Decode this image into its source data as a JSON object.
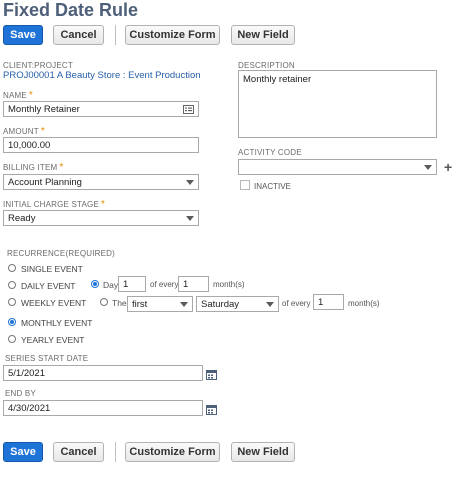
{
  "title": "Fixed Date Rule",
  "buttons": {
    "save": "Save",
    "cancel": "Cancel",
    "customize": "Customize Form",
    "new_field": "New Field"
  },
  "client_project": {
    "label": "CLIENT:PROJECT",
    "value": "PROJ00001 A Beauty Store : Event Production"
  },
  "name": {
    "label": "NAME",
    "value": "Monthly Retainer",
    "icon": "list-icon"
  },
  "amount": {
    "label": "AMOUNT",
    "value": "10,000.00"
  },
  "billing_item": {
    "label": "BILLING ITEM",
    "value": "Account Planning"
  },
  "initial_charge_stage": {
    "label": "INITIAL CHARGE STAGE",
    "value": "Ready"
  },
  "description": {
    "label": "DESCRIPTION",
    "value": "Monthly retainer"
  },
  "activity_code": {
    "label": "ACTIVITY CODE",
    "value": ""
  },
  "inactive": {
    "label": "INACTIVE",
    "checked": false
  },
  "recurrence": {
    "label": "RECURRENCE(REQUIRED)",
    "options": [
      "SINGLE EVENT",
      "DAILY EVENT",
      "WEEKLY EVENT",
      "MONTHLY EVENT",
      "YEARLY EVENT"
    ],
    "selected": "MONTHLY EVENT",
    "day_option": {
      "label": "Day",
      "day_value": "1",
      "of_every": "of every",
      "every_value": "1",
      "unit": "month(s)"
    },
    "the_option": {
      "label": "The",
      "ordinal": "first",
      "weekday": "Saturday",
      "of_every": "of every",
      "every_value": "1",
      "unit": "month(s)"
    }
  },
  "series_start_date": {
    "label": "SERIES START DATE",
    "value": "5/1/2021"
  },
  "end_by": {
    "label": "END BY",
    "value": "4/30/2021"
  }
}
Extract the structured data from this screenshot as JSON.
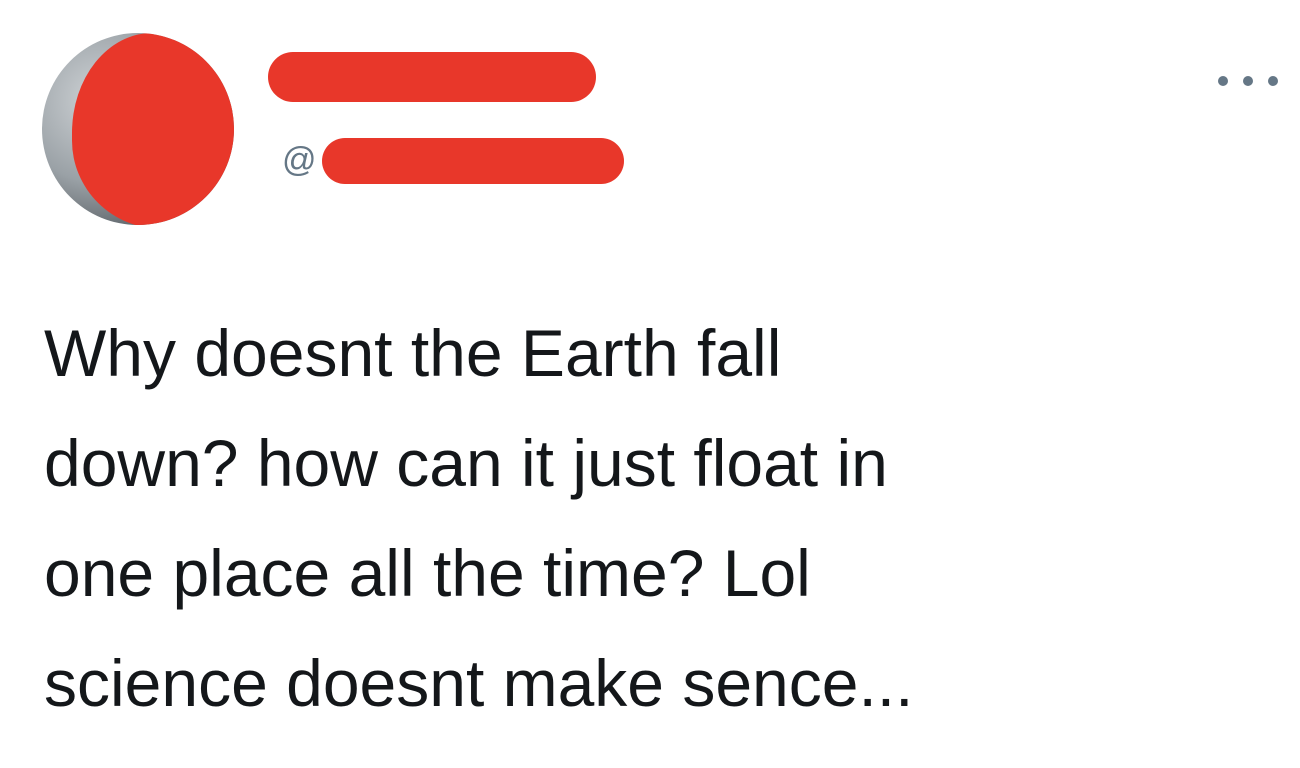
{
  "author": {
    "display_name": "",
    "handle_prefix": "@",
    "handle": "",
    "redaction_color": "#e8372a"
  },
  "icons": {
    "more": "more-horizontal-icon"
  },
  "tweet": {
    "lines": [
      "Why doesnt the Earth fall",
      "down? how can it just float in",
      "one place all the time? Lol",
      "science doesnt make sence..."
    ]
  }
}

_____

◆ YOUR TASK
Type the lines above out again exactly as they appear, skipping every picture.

◆ PROBLEM SOLUTION
Decode this image into its source data as a JSON object.
{
  "title": "Fixed Date Rule",
  "buttons": {
    "save": "Save",
    "cancel": "Cancel",
    "customize": "Customize Form",
    "new_field": "New Field"
  },
  "client_project": {
    "label": "CLIENT:PROJECT",
    "value": "PROJ00001 A Beauty Store : Event Production"
  },
  "name": {
    "label": "NAME",
    "value": "Monthly Retainer",
    "icon": "list-icon"
  },
  "amount": {
    "label": "AMOUNT",
    "value": "10,000.00"
  },
  "billing_item": {
    "label": "BILLING ITEM",
    "value": "Account Planning"
  },
  "initial_charge_stage": {
    "label": "INITIAL CHARGE STAGE",
    "value": "Ready"
  },
  "description": {
    "label": "DESCRIPTION",
    "value": "Monthly retainer"
  },
  "activity_code": {
    "label": "ACTIVITY CODE",
    "value": ""
  },
  "inactive": {
    "label": "INACTIVE",
    "checked": false
  },
  "recurrence": {
    "label": "RECURRENCE(REQUIRED)",
    "options": [
      "SINGLE EVENT",
      "DAILY EVENT",
      "WEEKLY EVENT",
      "MONTHLY EVENT",
      "YEARLY EVENT"
    ],
    "selected": "MONTHLY EVENT",
    "day_option": {
      "label": "Day",
      "day_value": "1",
      "of_every": "of every",
      "every_value": "1",
      "unit": "month(s)"
    },
    "the_option": {
      "label": "The",
      "ordinal": "first",
      "weekday": "Saturday",
      "of_every": "of every",
      "every_value": "1",
      "unit": "month(s)"
    }
  },
  "series_start_date": {
    "label": "SERIES START DATE",
    "value": "5/1/2021"
  },
  "end_by": {
    "label": "END BY",
    "value": "4/30/2021"
  }
}
Extract the structured data from this screenshot as JSON.
{
  "author": {
    "display_name": "",
    "handle_prefix": "@",
    "handle": "",
    "redaction_color": "#e8372a"
  },
  "icons": {
    "more": "more-horizontal-icon"
  },
  "tweet": {
    "lines": [
      "Why doesnt the Earth fall",
      "down? how can it just float in",
      "one place all the time? Lol",
      "science doesnt make sence..."
    ]
  }
}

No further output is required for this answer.